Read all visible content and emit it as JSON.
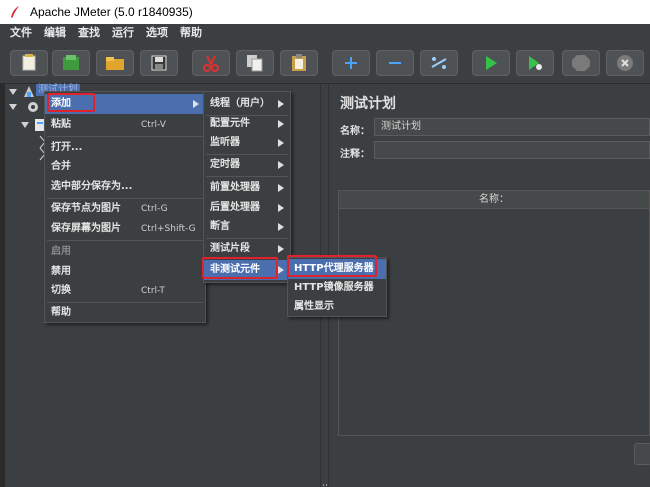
{
  "window": {
    "title": "Apache JMeter (5.0 r1840935)"
  },
  "menubar": [
    "文件",
    "编辑",
    "查找",
    "运行",
    "选项",
    "帮助"
  ],
  "toolbar": {
    "buttons": [
      "new-icon",
      "templates-icon",
      "open-icon",
      "save-icon",
      "cut-icon",
      "copy-icon",
      "paste-icon",
      "expand-icon",
      "collapse-icon",
      "toggle-icon",
      "start-icon",
      "start-no-pause-icon",
      "stop-icon",
      "shutdown-icon"
    ]
  },
  "tree": {
    "root_label": "测试计划"
  },
  "context_menu": {
    "items": [
      {
        "label": "添加",
        "shortcut": "",
        "submenu": true,
        "selected": true
      },
      {
        "label": "粘贴",
        "shortcut": "Ctrl-V"
      },
      {
        "label": "打开...",
        "shortcut": ""
      },
      {
        "label": "合并",
        "shortcut": ""
      },
      {
        "label": "选中部分保存为...",
        "shortcut": ""
      },
      {
        "label": "保存节点为图片",
        "shortcut": "Ctrl-G"
      },
      {
        "label": "保存屏幕为图片",
        "shortcut": "Ctrl+Shift-G"
      },
      {
        "label": "启用",
        "shortcut": "",
        "disabled": true
      },
      {
        "label": "禁用",
        "shortcut": ""
      },
      {
        "label": "切换",
        "shortcut": "Ctrl-T"
      },
      {
        "label": "帮助",
        "shortcut": ""
      }
    ]
  },
  "add_submenu": {
    "items": [
      {
        "label": "线程（用户）"
      },
      {
        "label": "配置元件"
      },
      {
        "label": "监听器"
      },
      {
        "label": "定时器"
      },
      {
        "label": "前置处理器"
      },
      {
        "label": "后置处理器"
      },
      {
        "label": "断言"
      },
      {
        "label": "测试片段"
      },
      {
        "label": "非测试元件"
      }
    ]
  },
  "non_test_submenu": {
    "items": [
      {
        "label": "HTTP代理服务器"
      },
      {
        "label": "HTTP镜像服务器"
      },
      {
        "label": "属性显示"
      }
    ]
  },
  "right_panel": {
    "title": "测试计划",
    "name_label": "名称：",
    "name_value": "测试计划",
    "comment_label": "注释：",
    "comment_value": "",
    "table_header": "名称："
  },
  "colors": {
    "background": "#3c3f41",
    "selection": "#4b6eaf",
    "highlight_box": "#e0222c"
  }
}
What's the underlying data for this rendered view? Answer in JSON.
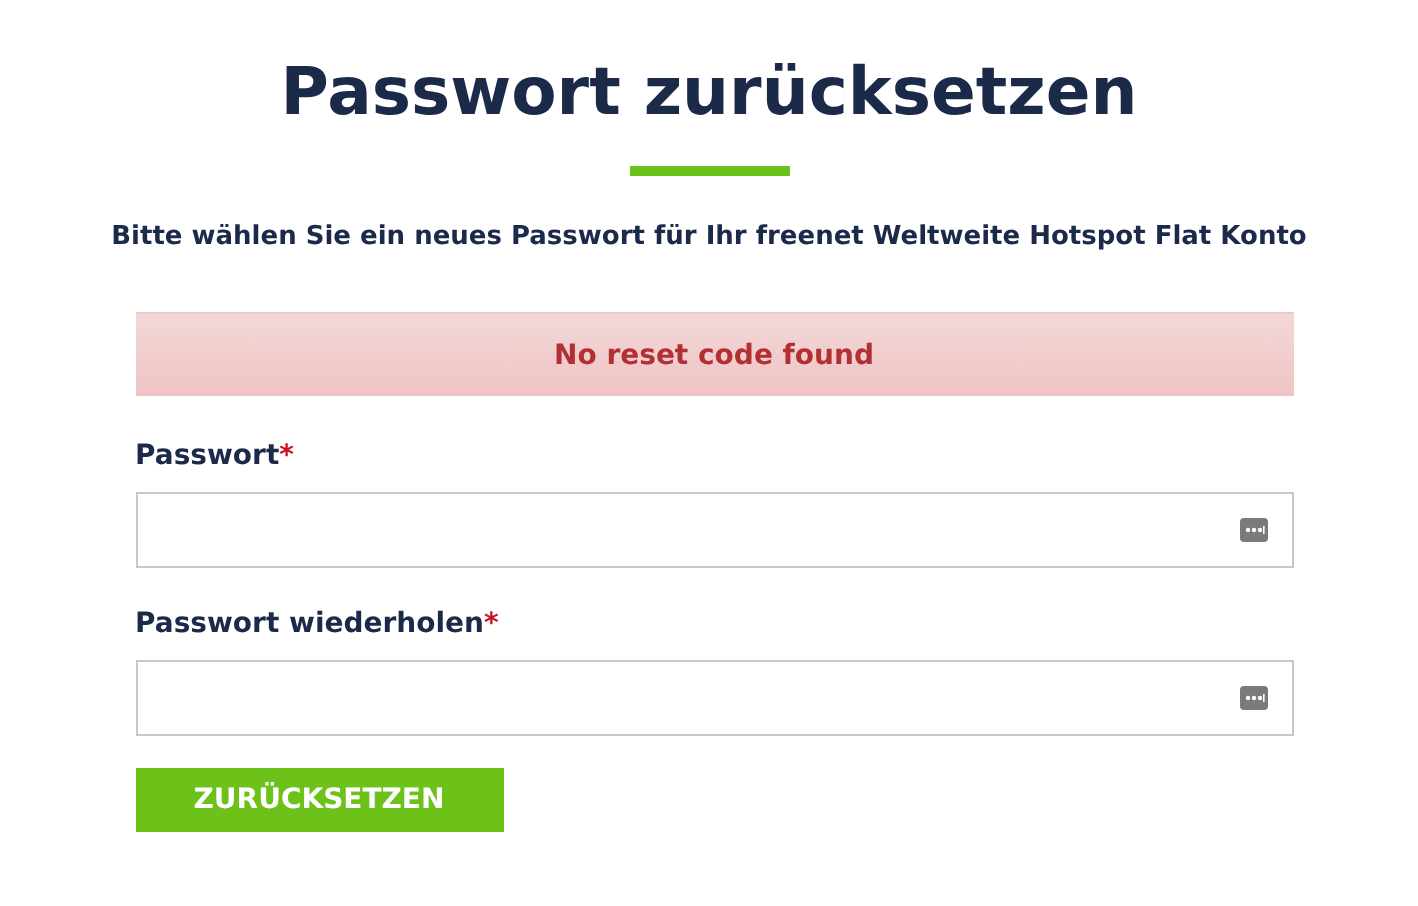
{
  "title": "Passwort zurücksetzen",
  "subtitle": "Bitte wählen Sie ein neues Passwort für Ihr freenet Weltweite Hotspot Flat Konto",
  "alert": {
    "text": "No reset code found"
  },
  "fields": [
    {
      "label": "Passwort",
      "required_mark": "*"
    },
    {
      "label": "Passwort wiederholen",
      "required_mark": "*"
    }
  ],
  "submit_button": "ZURÜCKSETZEN"
}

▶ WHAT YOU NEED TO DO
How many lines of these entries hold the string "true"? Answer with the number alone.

▶ WRITTEN REPLY
3